  19. I would assume the sugar would make it safe for a day or so, acting as a preservative. Many other frostings and buttercreams, like the decorator's buttercream recipes (usually) have milk or cream added, which is the same thing.
  20. Muffins are a tricky lot. A true muffin, and yes, there are few guidelines that define them, such as only using 1 egg, etc., yield more of a bread-like texture, sort of dry. Many of them fall into what I describe as the healthy/breakfast bunch, wheat germ this, rolled-oats that...not to terribly exciting. There are a few good exceptions; most make up of fruit for me, blueberry, apple, etc. The moisture from the fresh takes the edge off the hardiness, I guess. The ones you speak of are hybrids, crossing the line into a cupcake and more times than not do contain more than one egg and more sugar attributing to a more tender crumb and crust. You can view my Extremely Orange, Orange muffin opus and try the end result, located near the end or in the recipe section here on egullet if you like. A true hybrid and if you like the flavor of orange, then I think you will like the muffin. http://forums.egullet.org/index.php?showtopic=89702
  21. I see this version listed online, using a mocha mixture, yum, but same recipe. My question is why start the whipping process in a food processor and and then transfer to a mixer to finish? Interesting.
  22. Atomic leavening party... How does one dress for such an event? chefpeon said, "When alcohol is substituted for water in a mix..." I was actually referring to a scratch cake or did you mean mix, as in the mix of a recipe? Anyway, I agree, a little experimentation is in order.
  23. No, I substitute brown sugar for white all the time, 1 for 1, no structural changes.

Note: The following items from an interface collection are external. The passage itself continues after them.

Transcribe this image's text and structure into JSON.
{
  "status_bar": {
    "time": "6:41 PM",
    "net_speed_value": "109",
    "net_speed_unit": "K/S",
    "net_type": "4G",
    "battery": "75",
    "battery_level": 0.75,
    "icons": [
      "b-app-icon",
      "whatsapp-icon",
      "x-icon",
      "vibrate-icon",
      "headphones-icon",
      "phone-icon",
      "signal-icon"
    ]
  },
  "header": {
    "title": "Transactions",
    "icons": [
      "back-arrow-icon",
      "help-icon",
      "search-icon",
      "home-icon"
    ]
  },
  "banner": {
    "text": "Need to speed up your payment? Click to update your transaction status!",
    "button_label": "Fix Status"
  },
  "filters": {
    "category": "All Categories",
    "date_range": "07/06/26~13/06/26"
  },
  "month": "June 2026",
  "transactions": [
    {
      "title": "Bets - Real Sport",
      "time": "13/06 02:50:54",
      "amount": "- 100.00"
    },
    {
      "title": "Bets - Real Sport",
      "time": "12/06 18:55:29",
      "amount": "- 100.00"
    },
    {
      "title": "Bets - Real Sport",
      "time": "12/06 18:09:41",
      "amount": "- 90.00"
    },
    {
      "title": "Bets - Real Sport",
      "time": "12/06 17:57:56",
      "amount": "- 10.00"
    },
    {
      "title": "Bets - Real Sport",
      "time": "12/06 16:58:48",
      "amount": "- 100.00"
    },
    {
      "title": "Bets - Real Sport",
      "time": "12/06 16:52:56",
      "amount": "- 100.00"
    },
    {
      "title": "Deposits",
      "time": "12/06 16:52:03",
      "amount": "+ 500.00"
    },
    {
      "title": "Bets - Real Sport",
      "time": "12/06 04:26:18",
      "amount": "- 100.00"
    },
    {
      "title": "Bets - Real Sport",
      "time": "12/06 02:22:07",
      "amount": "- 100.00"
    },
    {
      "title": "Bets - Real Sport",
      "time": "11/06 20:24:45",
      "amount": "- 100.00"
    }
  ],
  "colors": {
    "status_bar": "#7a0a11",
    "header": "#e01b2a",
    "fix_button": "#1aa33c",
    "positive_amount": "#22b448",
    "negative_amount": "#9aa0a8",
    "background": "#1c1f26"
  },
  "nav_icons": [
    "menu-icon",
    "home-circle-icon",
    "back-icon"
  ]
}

  24. What about changing the granulated sugar in the cake recipe to firmly packed dark brown sugar? You would end up with a light butterscotch cake and butterscotch and caramel are in the same family range (butterscotch, yum). Or would that just send of over the caramel edge?
  • Create New...